In an age that demands an ever-increasing supply of resources for consumption by a growing population, the present environmental narrative, echoes a persistent global lamentation relating to impending resource exhaustion. Land, both as holder of valuable resources and a resource in itself, is often a subject to such alteration after intensive, prolonged, human use. Such lands, will eventually get utilized to the point of exhaustion and lose productivity, leading to their subsequent abandonment. These altered, distinct lands possess a wilderness that is manufactured as a by-product of intensive activity. As the original stakeholders involved in this process of use and disuse find greener pastures, these landscapes lie as marginal ecologies, awaiting an anxious future.
Since it becomes difficult to determine how to deal with these lands in terms of what they should become, their present state poses serious architectural and environmental questions to planning and development authorities, and to society at large, especially if land itself is a scarce resource in a particular region. Once the resource is exhausted, what does one make of ‘land’? Has land come to be seen as ‘commoditized’- merely a means towards an end, only a resource when it is untouched?

In India, presently, all lands that are unproductive, irrespective of how they came to exist, are put into a single category of ‘Wasteland’, the definition of which is limited.
This generalized description eliminates human accountability, and provides no distinct method to deal with these landscapes resulting from intensive human use. ‘Treatment’ and ‘restoration’ of degraded lands is a concept that has largely deals with restoring agricultural productivity, and does not account for the spatial and socio-cultural alteration, especially in degraded landscapes in urban areas. If one hasn’t already abandoned the notion that landscape should somehow be beautiful too and imposing, one will surely have difficulties getting something out of such ravaged landscapes. The research aims to examine the new spatial types and uses that arise in relation to these lands, and the architectural questions these pose.

Futures Present:
New natures of Sonshi’s (post) extractive landscapes 2018- 2020

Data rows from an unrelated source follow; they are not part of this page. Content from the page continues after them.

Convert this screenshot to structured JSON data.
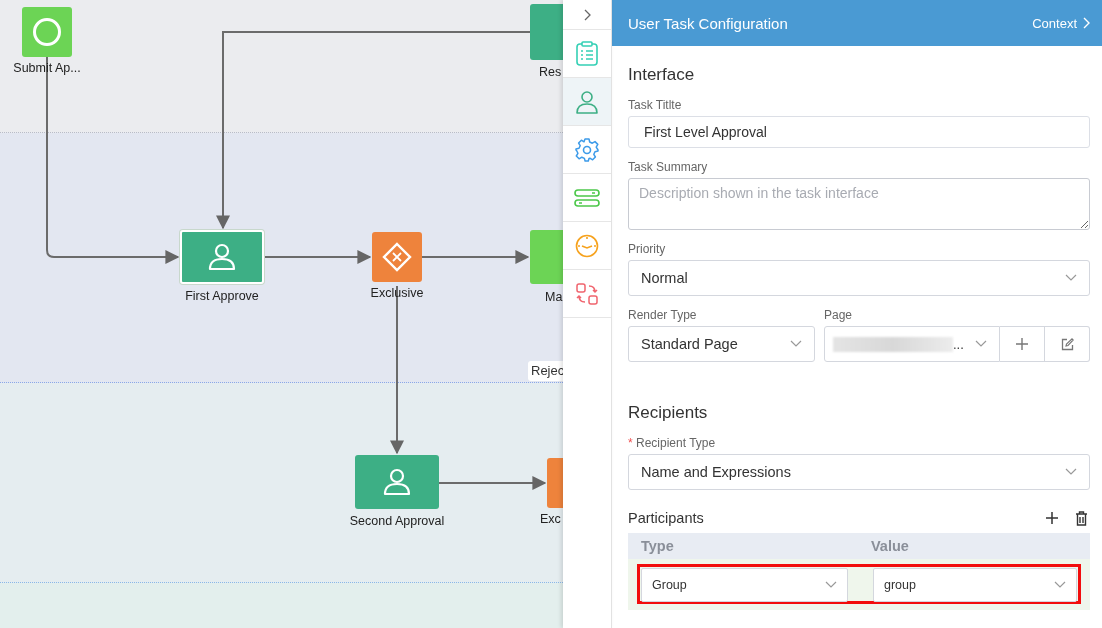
{
  "canvas": {
    "nodes": [
      {
        "kind": "start",
        "label": "Submit Ap...",
        "selected": false
      },
      {
        "kind": "task",
        "label": "Res",
        "selected": false
      },
      {
        "kind": "task",
        "label": "First Approve",
        "selected": true
      },
      {
        "kind": "gateway",
        "label": "Exclusive",
        "selected": false
      },
      {
        "kind": "service",
        "label": "Ma",
        "selected": false
      },
      {
        "kind": "task",
        "label": "Second Approval",
        "selected": false
      },
      {
        "kind": "gateway",
        "label": "Exc",
        "selected": false
      }
    ],
    "flow_labels": [
      "Rejec"
    ]
  },
  "rail": {
    "tabs": [
      {
        "selected": false
      },
      {
        "selected": true
      },
      {
        "selected": false
      },
      {
        "selected": false
      },
      {
        "selected": false
      },
      {
        "selected": false
      }
    ]
  },
  "panel": {
    "title": "User Task Configuration",
    "context_link": "Context",
    "interface": {
      "heading": "Interface",
      "task_title": {
        "label": "Task Titlte",
        "value": "First Level Approval"
      },
      "task_summary": {
        "label": "Task Summary",
        "placeholder": "Description shown in the task interface"
      },
      "priority": {
        "label": "Priority",
        "value": "Normal"
      },
      "render_type": {
        "label": "Render Type",
        "value": "Standard Page"
      },
      "page": {
        "label": "Page",
        "value": "..."
      }
    },
    "recipients": {
      "heading": "Recipients",
      "recipient_type": {
        "label": "Recipient Type",
        "required": true,
        "required_mark": "*",
        "value": "Name and Expressions"
      },
      "participants": {
        "label": "Participants",
        "columns": [
          "Type",
          "Value"
        ],
        "rows": [
          {
            "type": "Group",
            "value": "group",
            "highlighted": true
          }
        ]
      }
    }
  }
}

Kavlo has toiled to revive his paddy farms and is worried about the future of his hamlet which is nestled amidst the water-filled, martian craters and blue tarpaulin mountains covering iron ore rejects. Most villagers here have lost their income because of the mining ban. He lives in the madhlya wado and represents the oldest inhabitants of the Adivasi Gawda community, known for their prowess in cultivating khazan fields and practicing shared land rights over village land. Trucker another resident, lives in the Khalchya wado and represents migrants who, after the 1940s, settled in Sonshi from states across India and work tenuously as truck drivers or manual labourers. 

Bhatcar another actor forbids Kavlo to enter and cultivate his paddy farms and  orchards. Bhatcar lives in the varchya wado and represents Goa’s Desai community of Konkani Maratha moneylenders who were introduced by the Portuguese rule as land administrators and tax collectors under the communidade law. This relegated the Gawdas’ as tenants who tilled land. Company- one of the cats, wants to continue mining and sell the soil beneath these blue mountains. While the newly planted nilgiri reminds him Sarkar who hopes to use afforestation to turn the hilly mining landscape to its pristine condition.

To this, he wonders, ‘What does the future hold for us?’

On his stroll to calm his anxiety he passes the village commons and abandoned mines. Here his senses open to unusual sights of the supposedly disappeared long tailed devil langur. Towards the mining pit he hears a thunderous splash of the sharp toothed magar probably feasting on rohu and katla. He wonders, “When did this change take place?” He realises that several non-human species - the small fish - quietly took over the woods while big cats squabble to reshape the hilly, mining territory.